According to Johnson County Sheriff Doug Cox, there often are people in jail who should be in other treatment facilities.
Some damage the jail. Others expose themselves to female employees repeatedly. He said those incidents add criminal charges to what the suspects initially had been arrested on, keeping them in jail longer.
Fifty police officers, probation officers, jail correctional officers and other law enforcement workers recently were trained in helping people who struggle with mental illness and substance abuse. The goal was to educate officers who can be called to specific situations, provide training on issues police deal with regularly and to share with the public how they can get help.

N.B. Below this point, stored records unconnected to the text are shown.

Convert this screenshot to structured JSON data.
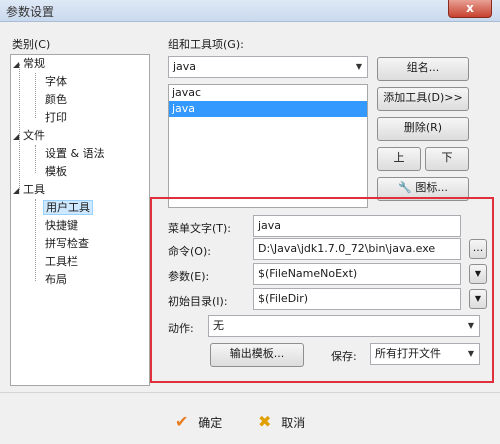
{
  "window": {
    "title": "参数设置",
    "close_label": "x"
  },
  "category": {
    "label": "类别(C)",
    "items": [
      {
        "label": "常规",
        "arrow": "◢"
      },
      {
        "label": "字体"
      },
      {
        "label": "颜色"
      },
      {
        "label": "打印"
      },
      {
        "label": "文件",
        "arrow": "◢"
      },
      {
        "label": "设置 & 语法"
      },
      {
        "label": "模板"
      },
      {
        "label": "工具",
        "arrow": "◢"
      },
      {
        "label": "用户工具"
      },
      {
        "label": "快捷键"
      },
      {
        "label": "拼写检查"
      },
      {
        "label": "工具栏"
      },
      {
        "label": "布局"
      }
    ]
  },
  "group": {
    "label": "组和工具项(G):",
    "selected": "java",
    "list": [
      "javac",
      "java"
    ],
    "btn_group_name": "组名...",
    "btn_add_tool": "添加工具(D)>>",
    "btn_delete": "删除(R)",
    "btn_up": "上",
    "btn_down": "下",
    "btn_icon": "图标..."
  },
  "form": {
    "menu_text_label": "菜单文字(T):",
    "menu_text_value": "java",
    "command_label": "命令(O):",
    "command_value": "D:\\Java\\jdk1.7.0_72\\bin\\java.exe",
    "browse_label": "...",
    "args_label": "参数(E):",
    "args_value": "$(FileNameNoExt)",
    "initdir_label": "初始目录(I):",
    "initdir_value": "$(FileDir)",
    "action_label": "动作:",
    "action_value": "无",
    "output_template": "输出模板...",
    "save_label": "保存:",
    "save_value": "所有打开文件"
  },
  "footer": {
    "ok": "确定",
    "cancel": "取消"
  },
  "colors": {
    "highlight_border": "#e0303c",
    "selection": "#3399ff"
  }
}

Cox said he thought the training would be useful after seeing inmates come to the jail who needed to be in a hospital or treatment facility. His hope is that instead of bringing them to jail, officers who come into contact with people suffering from mental illness or other conditions will take other steps when possible.